= Beginning of Section =

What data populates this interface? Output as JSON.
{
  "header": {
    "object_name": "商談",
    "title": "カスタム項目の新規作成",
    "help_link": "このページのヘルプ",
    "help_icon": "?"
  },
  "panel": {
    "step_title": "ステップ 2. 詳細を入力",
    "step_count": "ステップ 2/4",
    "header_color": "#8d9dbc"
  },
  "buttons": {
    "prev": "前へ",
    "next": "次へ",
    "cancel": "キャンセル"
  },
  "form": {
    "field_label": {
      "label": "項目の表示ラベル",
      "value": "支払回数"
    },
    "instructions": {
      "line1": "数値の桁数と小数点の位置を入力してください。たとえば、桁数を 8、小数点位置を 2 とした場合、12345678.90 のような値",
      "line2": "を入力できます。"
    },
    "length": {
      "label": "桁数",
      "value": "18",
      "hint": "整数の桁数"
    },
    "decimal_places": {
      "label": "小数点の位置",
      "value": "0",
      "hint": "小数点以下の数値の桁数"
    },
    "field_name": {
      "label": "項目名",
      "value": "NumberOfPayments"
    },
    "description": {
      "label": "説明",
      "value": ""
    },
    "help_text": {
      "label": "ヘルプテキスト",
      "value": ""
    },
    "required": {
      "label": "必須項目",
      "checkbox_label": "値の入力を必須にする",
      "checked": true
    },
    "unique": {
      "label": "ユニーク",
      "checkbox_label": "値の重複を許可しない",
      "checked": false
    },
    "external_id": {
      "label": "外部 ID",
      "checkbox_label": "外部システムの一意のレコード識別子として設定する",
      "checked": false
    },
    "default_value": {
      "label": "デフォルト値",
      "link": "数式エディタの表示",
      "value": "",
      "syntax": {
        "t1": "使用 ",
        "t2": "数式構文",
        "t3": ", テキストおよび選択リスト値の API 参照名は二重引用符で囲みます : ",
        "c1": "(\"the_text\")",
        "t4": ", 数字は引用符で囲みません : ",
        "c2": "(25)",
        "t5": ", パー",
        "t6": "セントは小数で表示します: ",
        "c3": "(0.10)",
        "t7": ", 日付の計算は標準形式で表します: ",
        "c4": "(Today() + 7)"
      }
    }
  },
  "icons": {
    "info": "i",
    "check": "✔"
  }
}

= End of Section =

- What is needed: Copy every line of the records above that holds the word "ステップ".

- Output of the task:
    "step_title": "ステップ 2. 詳細を入力",
    "step_count": "ステップ 2/4",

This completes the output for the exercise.